YOUR INSTRUCTIONS. Look through the listing below and report the lines that have the word "minutes" in them.

MATERIAL FOR THE TASK.
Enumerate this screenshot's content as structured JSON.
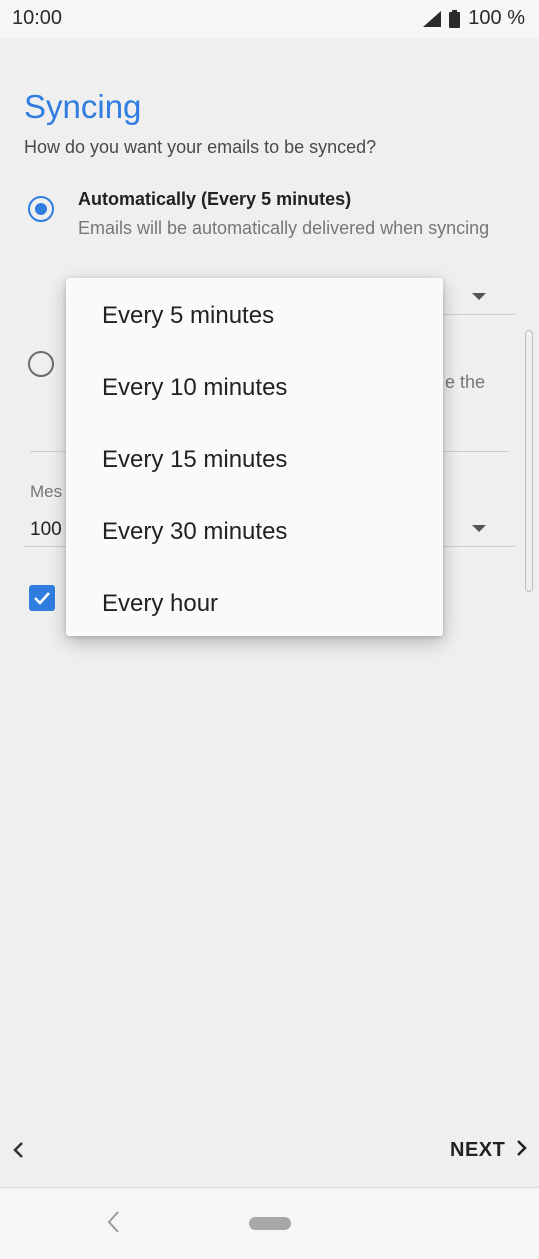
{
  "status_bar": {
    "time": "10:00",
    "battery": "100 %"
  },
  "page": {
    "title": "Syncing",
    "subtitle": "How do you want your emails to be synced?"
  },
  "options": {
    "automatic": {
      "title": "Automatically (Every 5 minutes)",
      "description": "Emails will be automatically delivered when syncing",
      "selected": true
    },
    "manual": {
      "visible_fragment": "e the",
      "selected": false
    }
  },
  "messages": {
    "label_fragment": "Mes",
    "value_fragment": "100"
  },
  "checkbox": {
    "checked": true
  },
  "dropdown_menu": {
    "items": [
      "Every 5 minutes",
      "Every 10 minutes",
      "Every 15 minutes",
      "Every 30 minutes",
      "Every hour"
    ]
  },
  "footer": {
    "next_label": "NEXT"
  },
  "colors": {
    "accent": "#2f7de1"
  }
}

EXPECTED OUTPUT.
      "title": "Automatically (Every 5 minutes)",
      "Every 5 minutes",
      "Every 10 minutes",
      "Every 15 minutes",
      "Every 30 minutes",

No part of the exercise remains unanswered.